1. Measure the hem width (the entire length of the bottom edge), of your dress. Write it down. Our imaginary dress has a hem width of 70".
2. Because our dress has an A-line skirt, we need to mimic the shape. Lay out some large paper (such as newspaper, or my favorite: packing paper), on the floor or large table and place the dress, that has been folded in half lengthwise, on top of this. Trace along the dress's hem edge and extend the side seam and center front to 4". Connect side seam to center front by drawing a curved line that matches the curved hem of the dress. In the image below, the dotted line is the pattern you will draw:
3. You just drew a pattern for your border. Before cutting it out, add 5/8" seam allowances to the upper edge and the side seam and write "FOLD" at center front. Add a 1" hem allowance to bottom edge. Cut out.
4. Prepare your blue cotton for cutting. Fold it in half along the straight of grain and pin your border pattern to fabric so that CENTER FOLD is on the fold of the fabric. Cut out 2 of these.
5. Sew side seams of border together, using 5/8" seam.

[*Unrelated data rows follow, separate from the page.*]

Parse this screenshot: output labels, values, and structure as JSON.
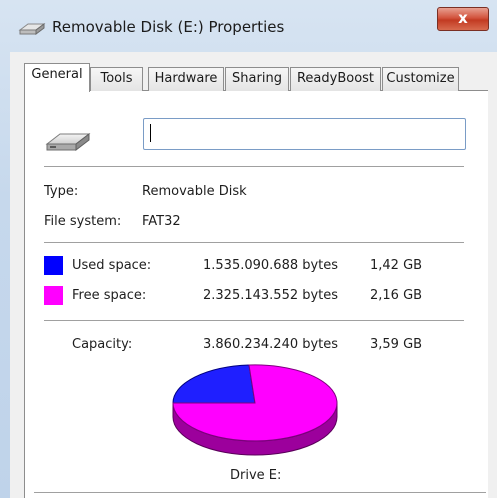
{
  "window": {
    "title": "Removable Disk (E:) Properties",
    "close_label": "x"
  },
  "tabs": [
    {
      "label": "General",
      "active": true
    },
    {
      "label": "Tools",
      "active": false
    },
    {
      "label": "Hardware",
      "active": false
    },
    {
      "label": "Sharing",
      "active": false
    },
    {
      "label": "ReadyBoost",
      "active": false
    },
    {
      "label": "Customize",
      "active": false
    }
  ],
  "general": {
    "name_value": "",
    "type_label": "Type:",
    "type_value": "Removable Disk",
    "fs_label": "File system:",
    "fs_value": "FAT32",
    "used": {
      "label": "Used space:",
      "bytes": "1.535.090.688 bytes",
      "size": "1,42 GB",
      "color": "#0000ff"
    },
    "free": {
      "label": "Free space:",
      "bytes": "2.325.143.552 bytes",
      "size": "2,16 GB",
      "color": "#ff00ff"
    },
    "capacity": {
      "label": "Capacity:",
      "bytes": "3.860.234.240 bytes",
      "size": "3,59 GB"
    },
    "drive_label": "Drive E:"
  },
  "icons": {
    "title": "drive-icon",
    "drive": "removable-drive-icon",
    "close": "close-icon"
  }
}
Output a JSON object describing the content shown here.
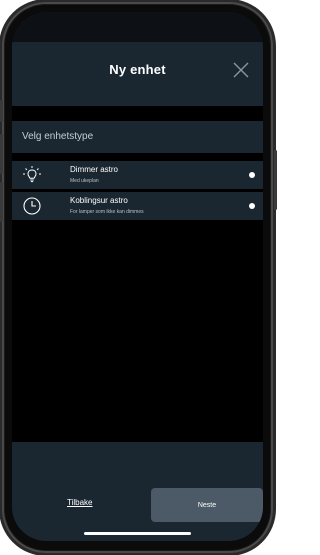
{
  "header": {
    "title": "Ny enhet",
    "close_icon": "close-icon"
  },
  "section": {
    "label": "Velg enhetstype"
  },
  "device_types": [
    {
      "icon": "lightbulb-icon",
      "title": "Dimmer astro",
      "subtitle": "Med ukeplan",
      "selected": false
    },
    {
      "icon": "clock-icon",
      "title": "Koblingsur astro",
      "subtitle": "For lamper som ikke kan dimmes",
      "selected": false
    }
  ],
  "footer": {
    "back_label": "Tilbake",
    "next_label": "Neste"
  },
  "colors": {
    "panel": "#1a2731",
    "background": "#000000",
    "button": "#4b5a66",
    "text": "#ffffff"
  }
}
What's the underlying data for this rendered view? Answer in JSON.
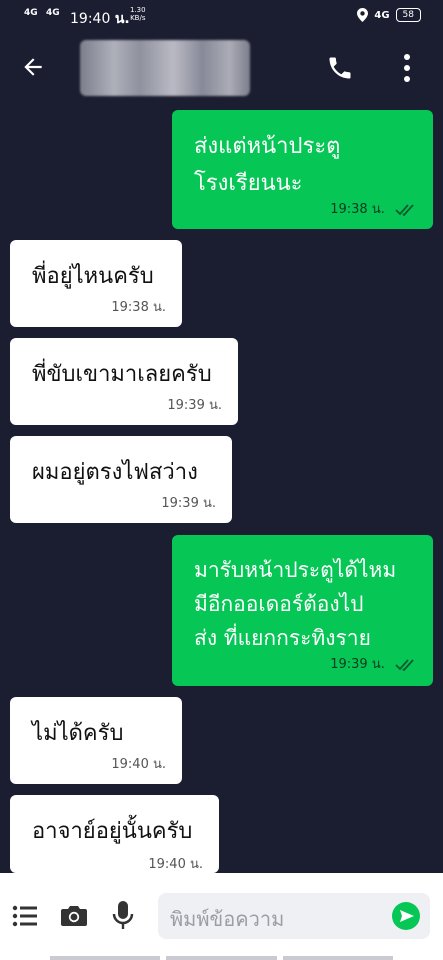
{
  "status_bar": {
    "signal1": "4G",
    "signal2": "4G",
    "time": "19:40",
    "carrier": "น.",
    "speed_value": "1.30",
    "speed_unit": "KB/s",
    "network": "4G",
    "battery": "58"
  },
  "header": {
    "contact_name": "",
    "back_icon": "arrow-left",
    "call_icon": "phone",
    "menu_icon": "more-vertical"
  },
  "messages": [
    {
      "direction": "outgoing",
      "lines": [
        "ส่งแต่หน้าประตู",
        "โรงเรียนนะ"
      ],
      "time": "19:38 น.",
      "read": true
    },
    {
      "direction": "incoming",
      "lines": [
        "พี่อยู่ไหนครับ"
      ],
      "time": "19:38 น."
    },
    {
      "direction": "incoming",
      "lines": [
        "พี่ขับเขามาเลยครับ"
      ],
      "time": "19:39 น."
    },
    {
      "direction": "incoming",
      "lines": [
        "ผมอยู่ตรงไฟสว่าง"
      ],
      "time": "19:39 น."
    },
    {
      "direction": "outgoing",
      "lines": [
        "มารับหน้าประตูได้ไหม",
        "มีอีกออเดอร์ต้องไป",
        "ส่ง ที่แยกกระทิงราย"
      ],
      "time": "19:39 น.",
      "read": true
    },
    {
      "direction": "incoming",
      "lines": [
        "ไม่ได้ครับ"
      ],
      "time": "19:40 น."
    },
    {
      "direction": "incoming",
      "lines": [
        "อาจาย์อยู่นั้นครับ"
      ],
      "time": "19:40 น."
    }
  ],
  "composer": {
    "placeholder": "พิมพ์ข้อความ",
    "menu_icon": "list",
    "camera_icon": "camera",
    "mic_icon": "microphone",
    "send_icon": "send"
  },
  "colors": {
    "chat_bg": "#1b1d30",
    "outgoing_bubble": "#06c655",
    "incoming_bubble": "#ffffff"
  }
}
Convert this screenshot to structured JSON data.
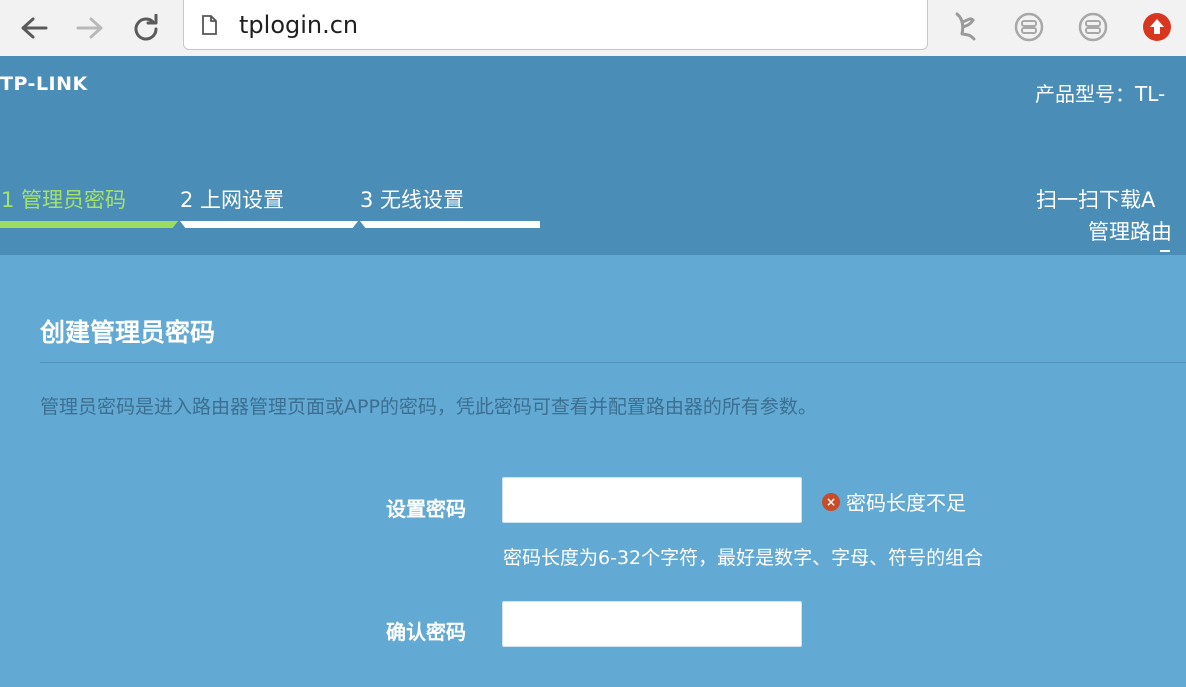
{
  "browser": {
    "url": "tplogin.cn",
    "back_icon": "back-arrow-icon",
    "forward_icon": "forward-arrow-icon",
    "reload_icon": "reload-icon",
    "page_icon": "page-icon",
    "extensions": [
      "extension-icon",
      "extension-icon",
      "extension-icon",
      "opera-extension-icon"
    ]
  },
  "header": {
    "logo": "TP-LINK",
    "model_label": "产品型号：TL-",
    "steps": [
      {
        "label": "1 管理员密码",
        "active": true
      },
      {
        "label": "2 上网设置",
        "active": false
      },
      {
        "label": "3 无线设置",
        "active": false
      }
    ],
    "scan_line1": "扫一扫下载A",
    "scan_line2": "管理路由"
  },
  "form": {
    "title": "创建管理员密码",
    "description": "管理员密码是进入路由器管理页面或APP的密码，凭此密码可查看并配置路由器的所有参数。",
    "password_label": "设置密码",
    "password_value": "",
    "password_error": "密码长度不足",
    "password_hint": "密码长度为6-32个字符，最好是数字、字母、符号的组合",
    "confirm_label": "确认密码",
    "confirm_value": ""
  },
  "colors": {
    "header_bg": "#4a8db7",
    "panel_bg": "#62a9d3",
    "active_step": "#a5e368",
    "error_icon": "#c94c2a"
  }
}
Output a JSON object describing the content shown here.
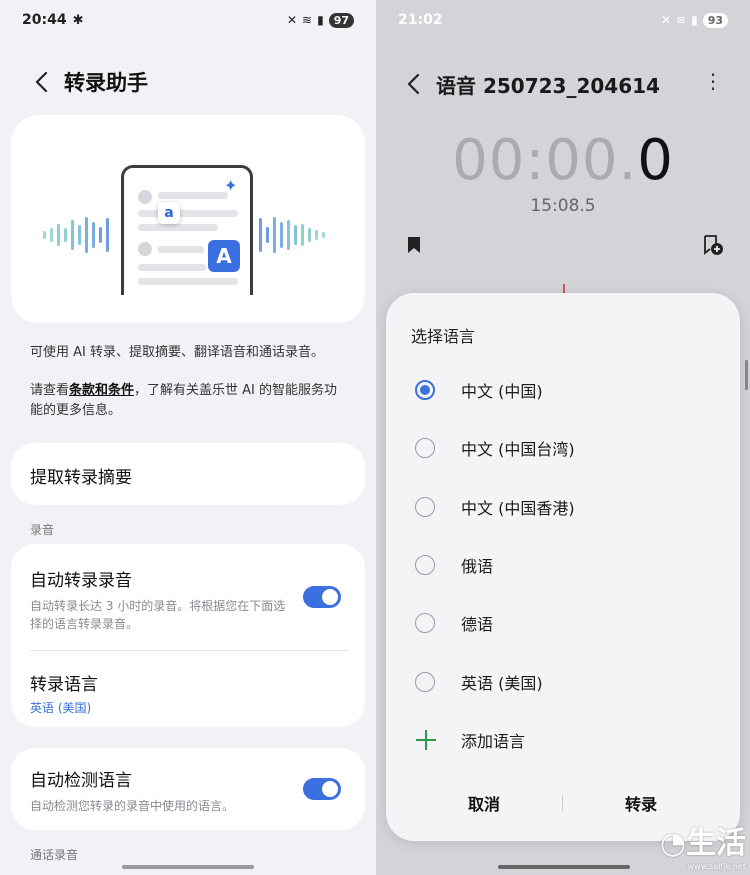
{
  "left": {
    "status": {
      "time": "20:44",
      "battery": "97"
    },
    "title": "转录助手",
    "desc1": "可使用 AI 转录、提取摘要、翻译语音和通话录音。",
    "desc2_pre": "请查看",
    "desc2_link": "条款和条件",
    "desc2_post": "，了解有关盖乐世 AI 的智能服务功能的更多信息。",
    "summary_item": "提取转录摘要",
    "section_record": "录音",
    "auto_transcribe": {
      "title": "自动转录录音",
      "sub": "自动转录长达 3 小时的录音。将根据您在下面选择的语言转录录音。"
    },
    "transcribe_language": {
      "title": "转录语言",
      "value": "英语 (美国)"
    },
    "auto_detect": {
      "title": "自动检测语言",
      "sub": "自动检测您转录的录音中使用的语言。"
    },
    "section_call": "通话录音"
  },
  "right": {
    "status": {
      "time": "21:02",
      "battery": "93"
    },
    "title": "语音 250723_204614",
    "timer_dim": "00:00.",
    "timer_bright": "0",
    "subtime": "15:08.5",
    "sheet": {
      "title": "选择语言",
      "options": [
        {
          "label": "中文 (中国)",
          "selected": true
        },
        {
          "label": "中文 (中国台湾)",
          "selected": false
        },
        {
          "label": "中文 (中国香港)",
          "selected": false
        },
        {
          "label": "俄语",
          "selected": false
        },
        {
          "label": "德语",
          "selected": false
        },
        {
          "label": "英语 (美国)",
          "selected": false
        }
      ],
      "add_language": "添加语言",
      "cancel": "取消",
      "confirm": "转录"
    }
  },
  "watermark": {
    "main": "生活",
    "sub": "www.selfje.net"
  },
  "colors": {
    "accent": "#3c6fe0",
    "add_green": "#2a9a4a"
  }
}
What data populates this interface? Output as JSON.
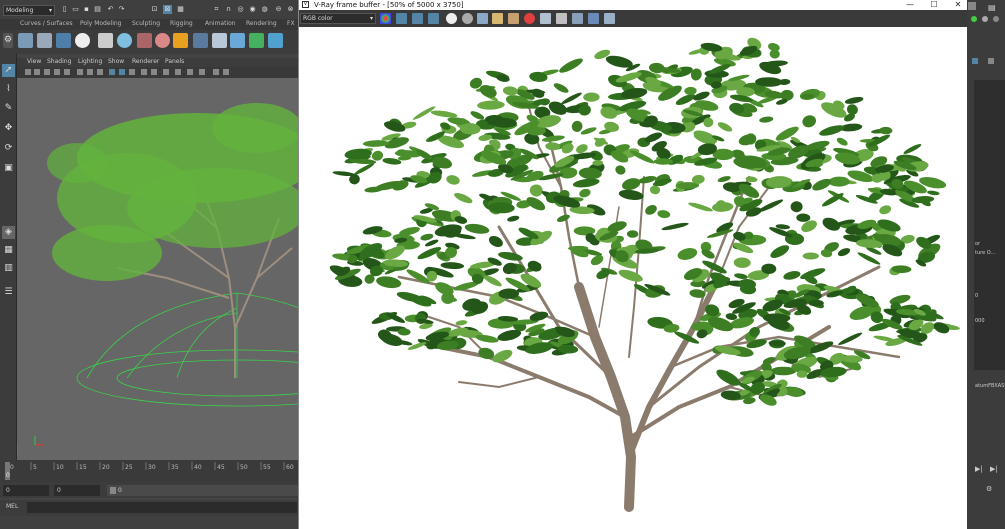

6. Sew border to bottom edge of dress. You can open the dress's hem before you do this, but it isn't absolutely necessary; it really depends upon your dress and your tastes.
7. Hem border piece using a 1/2" narrow hem. If you want to use a different hem--like something wider--remember to adjust the hem allowance of your border before cutting out the pattern.
If you were interested in lengthening a straight skirt--such as a pencil skirt--there is no need to make a shaped border. Just a simple rectangular shape would work, which might even mean you can cut out your border without the use of a paper pattern.
Making an Underskirt
: This method takes a little extra time and work but if you are looking for a way to add length to a dress/skirt that will not look like you altered the garment, this might be the best choice. In a nutshell, this underskirt of mine is a half slip that has a coordinating or contrasting fabric border sewn to the bottom. You wear the underskirt under your dress/skirt and it will appear as if the border is one with the dress or like an extra layer.
As I have found, the underskirt also does unexpected things. If using a slippery lining fabric for the top portion of the underskirt, it will help eliminate staticky dresses and skirts from sticking to your legs. It also helps you avoid those "revealing" times when the breeze picks up the top layer of a wrap dress. Not a good thing to happen! :) And let's not forget that if you make a full underskirt with a stiff fabric--such as taffeta or tulle--the result will be that of a mock crinoline. Pretty neat, huh?
Learn how I made my underskirt by reading my previous two posts: making a pattern
and sewing it
It is not necessary to make a sewing pattern for an underskirt the way I did it, i.e. draft it from a basic Simplicity pattern. Instead, use your too short of skirt or dress as a basis. Fold it in half lengthwise, lay it on a large piece of paper, and trace around the edge of the skirt. Add your hem and seam allowances, the right amount of ease for an elastic waistband, and you're all set.
Buying an Underskirt
: Sewing up one yourself is a lot of fun but if you are pressed for time, try looking in your closet to see if you can wear a long, lightweight skirt under the skirt/dress in question. You will be surprised to find how many colors and prints that will work well with each other.
Nothing in your closet seems to be working? Then buy a special underskirt from VintageHem
. They have an impressive array of lovely embellished slips--or underskirts--to choose from. It is from this site that I actually was inspired to make my own.
If you are in need of more ideas and step-by-step demonstrations on how to add length to a skirt/dress, try these four online sources:
Lil' Bit & Nan's Tutorial
Threads of Conversation's Tutorial
Jump to the other parts of this series:
Labels: dress, sewing, underskirt